** Opening RECORD SET block **

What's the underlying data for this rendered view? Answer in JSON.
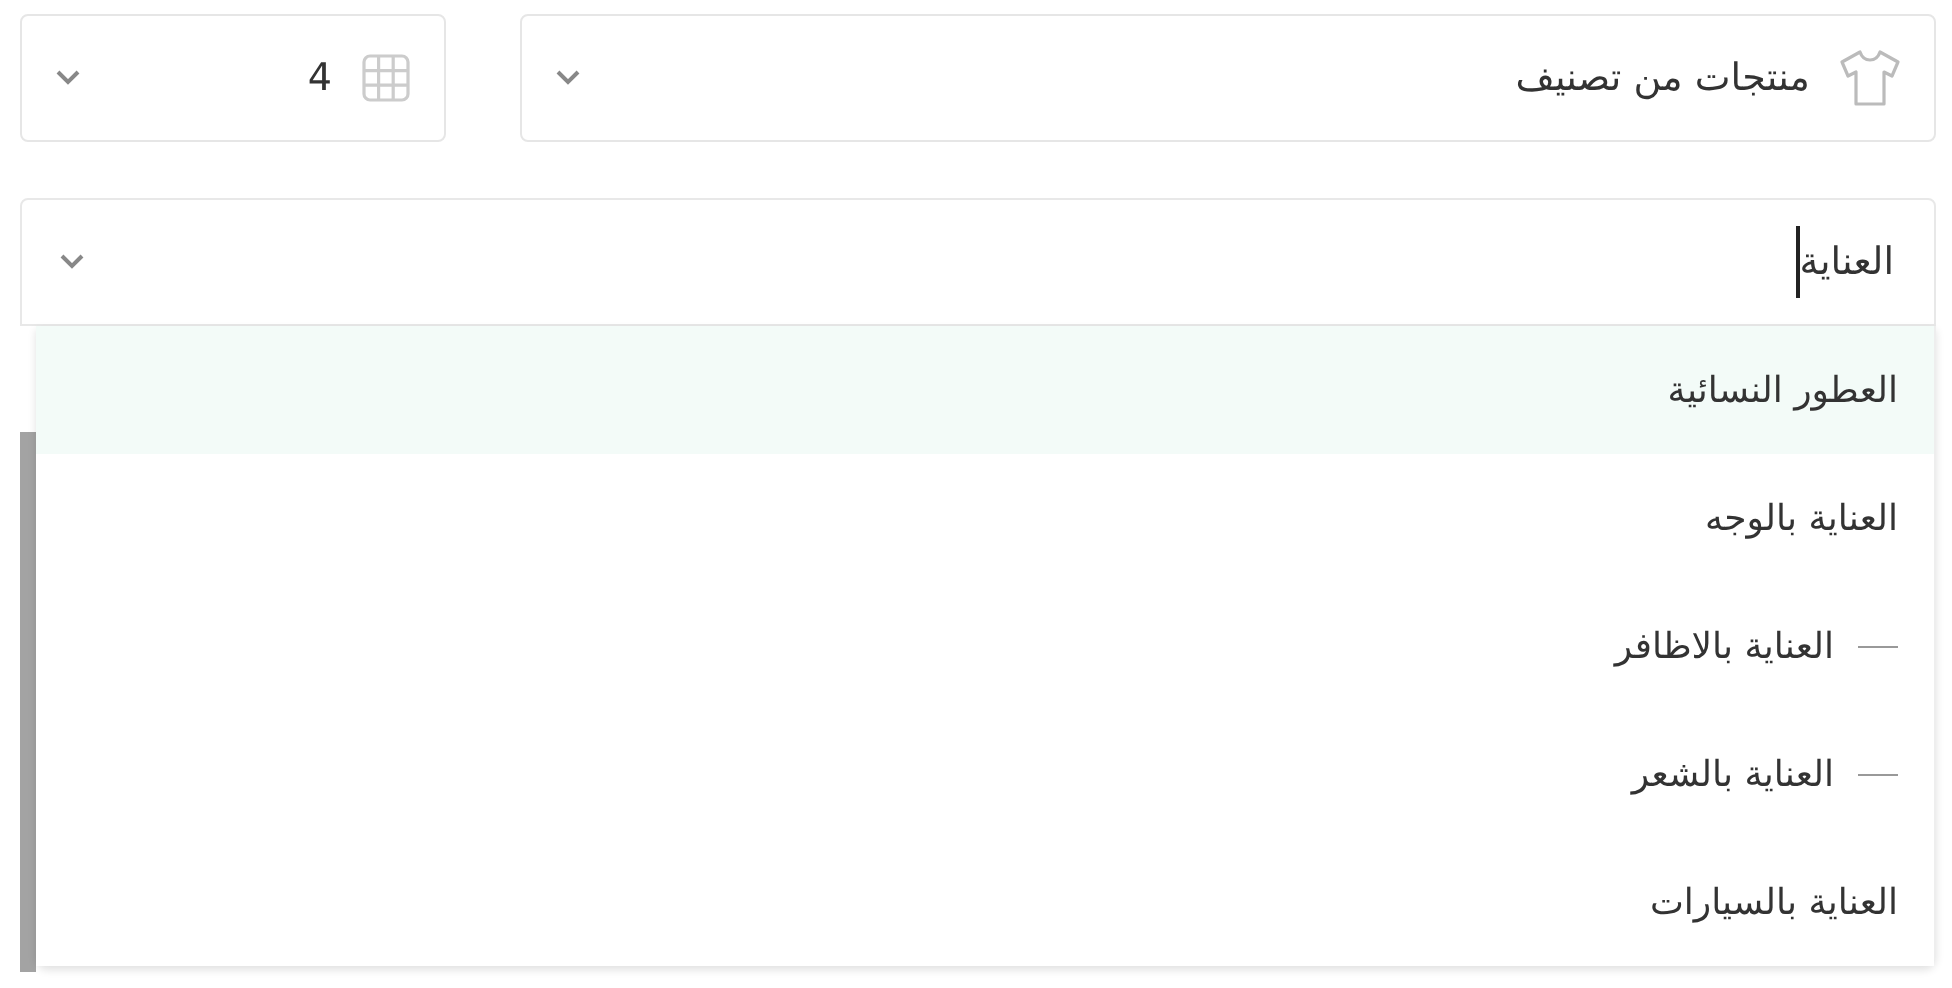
{
  "category_select": {
    "value": "منتجات من تصنيف"
  },
  "columns_select": {
    "value": "4"
  },
  "search_select": {
    "value": "العناية",
    "focused": true
  },
  "options": [
    {
      "label": "العطور النسائية",
      "highlighted": true
    },
    {
      "label": "العناية بالوجه",
      "highlighted": false,
      "children": [
        {
          "label": "العناية بالاظافر",
          "highlighted": false
        },
        {
          "label": "العناية بالشعر",
          "highlighted": false
        }
      ]
    },
    {
      "label": "العناية بالسيارات",
      "highlighted": false
    }
  ]
}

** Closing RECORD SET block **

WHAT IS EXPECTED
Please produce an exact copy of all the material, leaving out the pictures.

TASK SOLUTION
What's the underlying data for this rendered view? Answer in JSON.
{
  "category_select": {
    "value": "منتجات من تصنيف"
  },
  "columns_select": {
    "value": "4"
  },
  "search_select": {
    "value": "العناية",
    "focused": true
  },
  "options": [
    {
      "label": "العطور النسائية",
      "highlighted": true
    },
    {
      "label": "العناية بالوجه",
      "highlighted": false,
      "children": [
        {
          "label": "العناية بالاظافر",
          "highlighted": false
        },
        {
          "label": "العناية بالشعر",
          "highlighted": false
        }
      ]
    },
    {
      "label": "العناية بالسيارات",
      "highlighted": false
    }
  ]
}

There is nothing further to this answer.